Voters say no to school levy
When the Reynoldsburg City Schools Board of Education members approved a resolution to place a 6.9 mill operating levy on the Nov. 4 ballot early this summer, they were cautiously optimistic that the voters would approve their request despite the worsening state of the economy.
"I would go out and talk to organizations and community groups to get a sense of how they were feeling about the operating levy and they said while they knew it was needed, they were not sure if they could afford it," Superintendent Stephen Dackin said.
That assessment became a fact, as 58 percent of Reynoldsburg residents said "No" to the 6.9 mill operating levy on Nov. 4.
If voters had passed Issue 80, as the 6.9 mill operating levy was known, it would have kept the district financially solvent throughout the fiscal years of 2011, with an outside chance of 2012.
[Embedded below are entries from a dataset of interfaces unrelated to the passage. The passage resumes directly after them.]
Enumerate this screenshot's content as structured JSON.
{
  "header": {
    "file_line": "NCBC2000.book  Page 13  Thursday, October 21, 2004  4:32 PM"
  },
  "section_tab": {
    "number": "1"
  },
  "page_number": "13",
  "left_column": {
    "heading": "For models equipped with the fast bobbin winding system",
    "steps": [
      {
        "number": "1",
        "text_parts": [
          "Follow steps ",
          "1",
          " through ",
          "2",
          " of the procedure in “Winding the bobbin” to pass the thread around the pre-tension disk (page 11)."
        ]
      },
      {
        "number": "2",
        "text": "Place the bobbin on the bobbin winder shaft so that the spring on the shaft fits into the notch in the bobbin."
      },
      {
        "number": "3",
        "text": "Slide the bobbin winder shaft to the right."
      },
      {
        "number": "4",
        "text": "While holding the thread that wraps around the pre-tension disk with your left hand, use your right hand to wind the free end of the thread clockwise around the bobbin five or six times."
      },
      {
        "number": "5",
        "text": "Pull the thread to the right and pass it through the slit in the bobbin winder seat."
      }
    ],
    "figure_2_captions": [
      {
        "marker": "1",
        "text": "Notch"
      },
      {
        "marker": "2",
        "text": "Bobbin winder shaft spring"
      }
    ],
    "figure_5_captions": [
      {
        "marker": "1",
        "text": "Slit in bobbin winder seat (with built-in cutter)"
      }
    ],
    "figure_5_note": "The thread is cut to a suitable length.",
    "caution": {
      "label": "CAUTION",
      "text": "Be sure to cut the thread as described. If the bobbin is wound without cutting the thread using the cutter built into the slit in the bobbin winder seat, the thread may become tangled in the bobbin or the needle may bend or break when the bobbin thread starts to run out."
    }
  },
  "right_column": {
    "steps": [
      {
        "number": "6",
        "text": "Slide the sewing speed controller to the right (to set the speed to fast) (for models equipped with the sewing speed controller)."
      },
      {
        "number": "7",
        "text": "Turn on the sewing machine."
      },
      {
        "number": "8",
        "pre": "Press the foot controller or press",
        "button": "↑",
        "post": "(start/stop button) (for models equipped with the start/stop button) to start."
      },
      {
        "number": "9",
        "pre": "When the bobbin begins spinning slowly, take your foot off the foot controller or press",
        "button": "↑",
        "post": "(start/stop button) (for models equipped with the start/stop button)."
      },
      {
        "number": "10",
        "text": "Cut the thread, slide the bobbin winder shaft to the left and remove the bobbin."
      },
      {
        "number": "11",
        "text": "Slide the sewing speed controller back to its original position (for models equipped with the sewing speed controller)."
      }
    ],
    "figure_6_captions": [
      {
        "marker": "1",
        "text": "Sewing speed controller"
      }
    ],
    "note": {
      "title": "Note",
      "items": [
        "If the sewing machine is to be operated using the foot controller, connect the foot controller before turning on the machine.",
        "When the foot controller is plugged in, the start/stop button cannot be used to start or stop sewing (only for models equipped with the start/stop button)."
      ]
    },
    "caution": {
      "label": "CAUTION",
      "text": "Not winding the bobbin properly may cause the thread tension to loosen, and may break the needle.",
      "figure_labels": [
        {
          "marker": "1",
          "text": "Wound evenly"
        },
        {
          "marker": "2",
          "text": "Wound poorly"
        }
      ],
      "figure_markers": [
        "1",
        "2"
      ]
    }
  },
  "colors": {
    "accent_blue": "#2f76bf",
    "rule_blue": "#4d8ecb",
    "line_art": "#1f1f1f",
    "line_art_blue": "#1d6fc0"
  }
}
Because the operating levy did not pass, the district is facing a $4 million to $6 million budget deficit in 2009 and a $7 million budget deficit in 2010. According to Dackin, the district has no other options but to make cuts with a deficit that large to maintain current operating systems.
"As a district, we¹ll have to sit down and make a list of things that need to be reorganized, and how to reduce the costs of our expenditures for the next school year," he said.
At the town meeting held Oct. 23, Dackin said the district has exhausted every avenue of costs with the money generated from the 1997 operating levy, but as the district plans to open a new elementary school and high school in 2010, it was time to ask for the passage of a new one.
"Since it did not pass, I guess we¹ll have to come back to the ballot in May with requests of more money," he said.
The 6.9 mill operating levy would have cost property owners an additional $211 in taxes per year per $100,000 assessment to help maintain the district¹s current operating expenses.